Both the Muluki Act 2020 of BS and Local Self Governance Act 2055 of BS have provisions for mediation but was not used for long because stakeholders underrated its potential.

The SC in 2006 realised that mediation centres would be the best way to unburden the case loads in the courts and the centres came into existence. Nepal's courts grapple with roughly 100,000 cases annually, half of them as backlogs.

Given the current 20 percent success rate, mediators project the figure could reach beyond 50 percent provided the challenges facing mediation centres are addressed.

Key challenges include lack of a separate act on mediation, policy, lack of competent human resources and lack of awareness on mediation process among lawyers and general public.

"There is no specific mechanism to nominate mediators and they are appointed arbitrarily," says former justice Shyam B Pradhan, a mediator who resolved the above-mentioned 45-year long lawsuit.

As a result few of the available mediators look at the bulk of the cases. For example, only 9 of the available 25 mediators dealt with 80 percent of the mediations executed under the Patan Appellate Court. One of them has single-handedly mediated more than 25 percent of the registered cases.

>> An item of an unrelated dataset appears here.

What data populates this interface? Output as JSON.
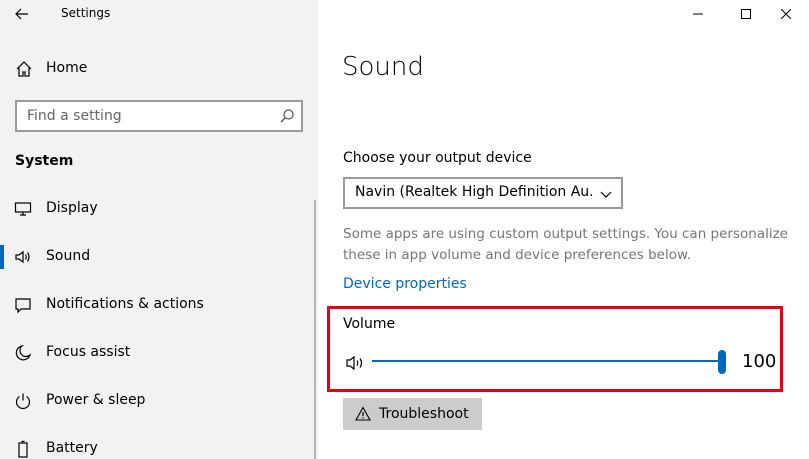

Besides, lawyers feel that mediation is a threat to their profession. A justice referring a case to mediation means people will no longer approach lawyers. "Lawyers feel that a successful mediation mechanism means taking away their livelihood," says Sujan Lopchan, a mediator. "There are several instances when lawyers advise the plaintiffs not take help of mediation centres."

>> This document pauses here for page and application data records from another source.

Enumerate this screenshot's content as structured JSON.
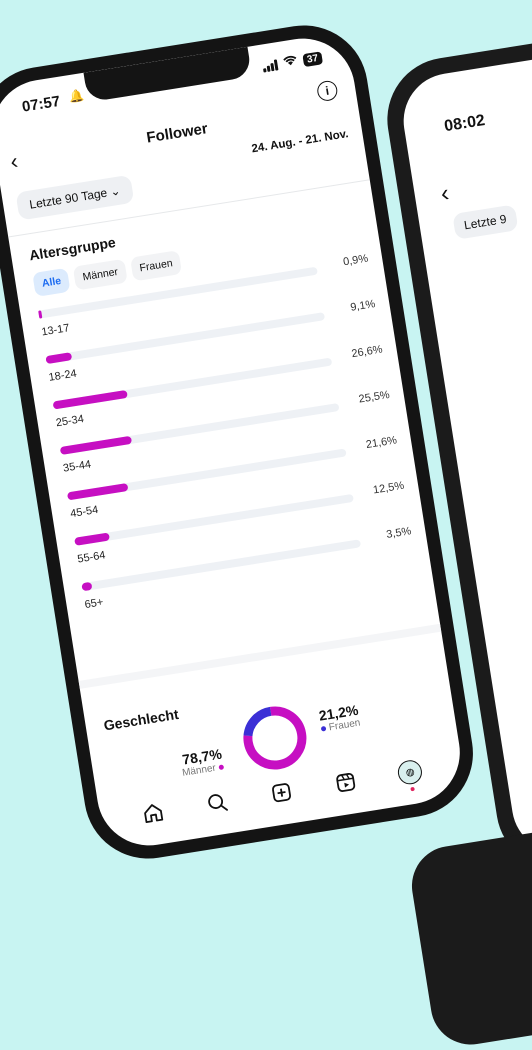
{
  "status": {
    "time": "07:57",
    "battery": "37"
  },
  "header": {
    "title": "Follower"
  },
  "filter": {
    "range_label": "Letzte 90 Tage",
    "date_range": "24. Aug. - 21. Nov."
  },
  "age": {
    "title": "Altersgruppe",
    "tabs": [
      "Alle",
      "Männer",
      "Frauen"
    ],
    "rows": [
      {
        "label": "13-17",
        "pct": "0,9%",
        "value": 0.9
      },
      {
        "label": "18-24",
        "pct": "9,1%",
        "value": 9.1
      },
      {
        "label": "25-34",
        "pct": "26,6%",
        "value": 26.6
      },
      {
        "label": "35-44",
        "pct": "25,5%",
        "value": 25.5
      },
      {
        "label": "45-54",
        "pct": "21,6%",
        "value": 21.6
      },
      {
        "label": "55-64",
        "pct": "12,5%",
        "value": 12.5
      },
      {
        "label": "65+",
        "pct": "3,5%",
        "value": 3.5
      }
    ],
    "bar_color": "#c60fc2"
  },
  "gender": {
    "title": "Geschlecht",
    "men": {
      "value": "78,7%",
      "label": "Männer",
      "percent": 78.7,
      "color": "#c60fc2"
    },
    "women": {
      "value": "21,2%",
      "label": "Frauen",
      "percent": 21.2,
      "color": "#3b2fd6"
    }
  },
  "second_phone": {
    "time": "08:02",
    "range_label": "Letzte 9"
  },
  "nav": [
    "home-icon",
    "search-icon",
    "create-icon",
    "reels-icon",
    "profile-avatar"
  ]
}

Budget crunch is another hurdle. There is no specific policy to remunerate mediators. Hence they are basically volunteers. "To think of running such a big institution voluntarily is just unrealistic," says Pradhan.

At present the SC gives Rs. 300 per mediator per sitting as taxi fare, which mediators say is too little.

Related is the issue of skill development among the roughly 200 mediators practicing at present. Whatever skills they have learned are through a one-time 40-hour training provided by the National Judicial Academy.

Besides that, they do not get any refresher or advanced training, according to Ram P Neupane, Chief of the Mediation Centre at SC.

"If we could produce competent mediators, and clear the misunderstanding among lawyers and general public, the results would be significant," says Sri Kant Regmi, the member secretary of the policy-making authority called Mediation Committee at the SC.


No comments:

Post a Comment

Only genuine comments please!

Most Popular Posts